Every record must be repeated exactly; omit any pictures they contain.

******************************

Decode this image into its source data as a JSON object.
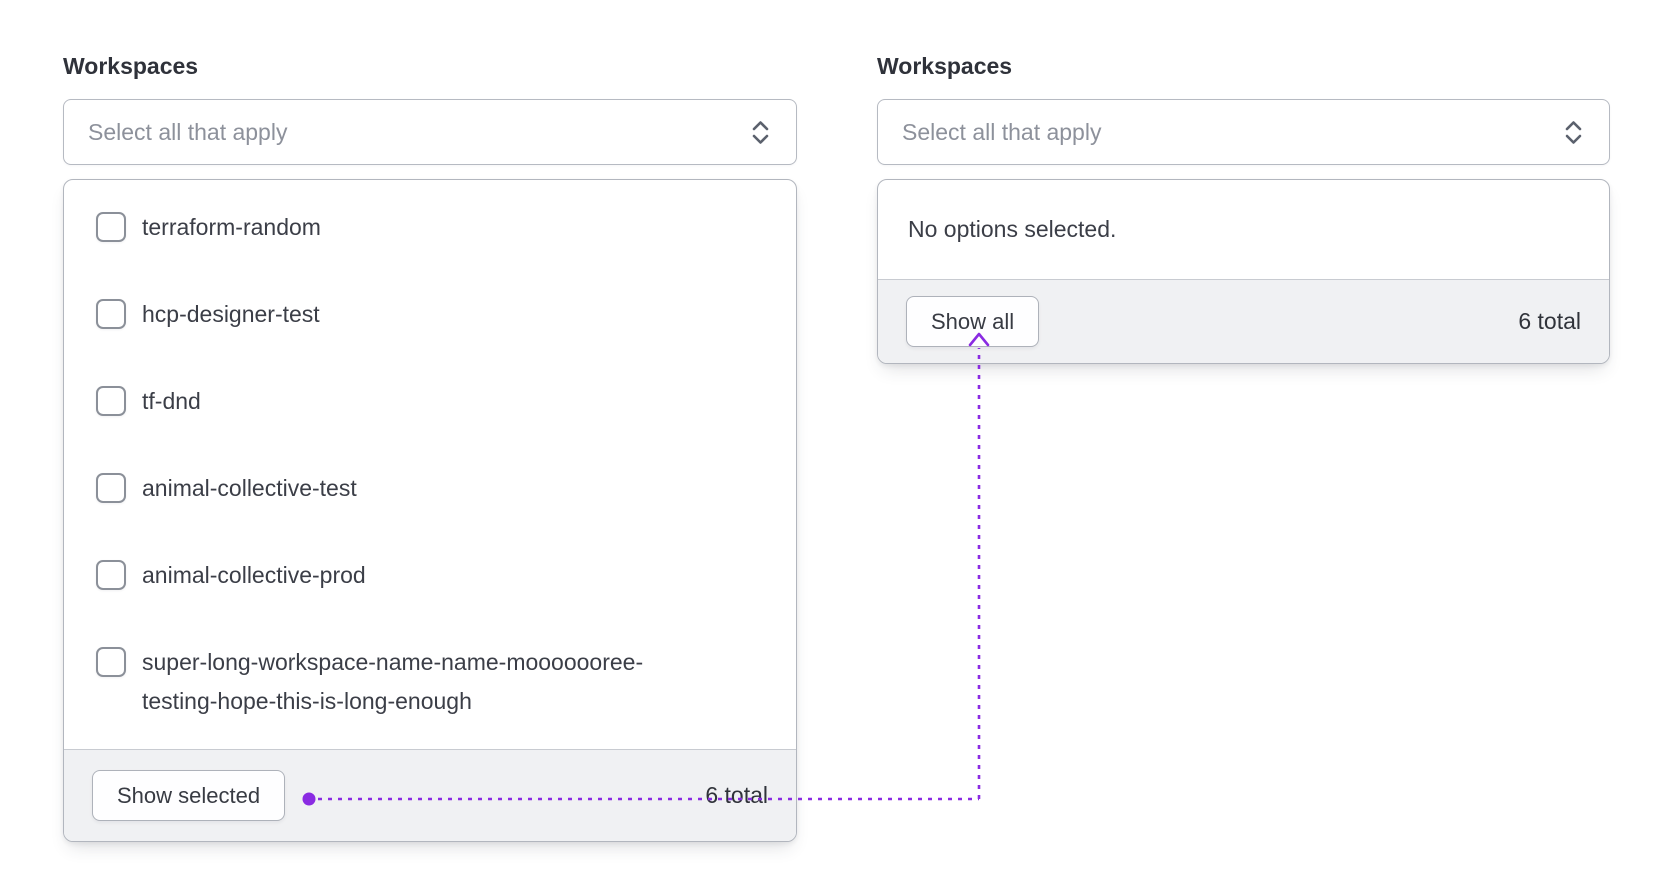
{
  "left": {
    "label": "Workspaces",
    "placeholder": "Select all that apply",
    "options": [
      "terraform-random",
      "hcp-designer-test",
      "tf-dnd",
      "animal-collective-test",
      "animal-collective-prod",
      "super-long-workspace-name-name-mooooooree-testing-hope-this-is-long-enough"
    ],
    "footer": {
      "button_label": "Show selected",
      "total_label": "6 total"
    }
  },
  "right": {
    "label": "Workspaces",
    "placeholder": "Select all that apply",
    "empty_message": "No options selected.",
    "footer": {
      "button_label": "Show all",
      "total_label": "6 total"
    }
  },
  "icons": {
    "select_toggle": "up-down-chevron"
  },
  "annotation": {
    "color": "#8A2BE2",
    "connects": "show-selected-button to show-all-button"
  }
}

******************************

Task answer:
Decode this image into its source data as a JSON object.
{
  "left": {
    "label": "Workspaces",
    "placeholder": "Select all that apply",
    "options": [
      "terraform-random",
      "hcp-designer-test",
      "tf-dnd",
      "animal-collective-test",
      "animal-collective-prod",
      "super-long-workspace-name-name-mooooooree-testing-hope-this-is-long-enough"
    ],
    "footer": {
      "button_label": "Show selected",
      "total_label": "6 total"
    }
  },
  "right": {
    "label": "Workspaces",
    "placeholder": "Select all that apply",
    "empty_message": "No options selected.",
    "footer": {
      "button_label": "Show all",
      "total_label": "6 total"
    }
  },
  "icons": {
    "select_toggle": "up-down-chevron"
  },
  "annotation": {
    "color": "#8A2BE2",
    "connects": "show-selected-button to show-all-button"
  }
}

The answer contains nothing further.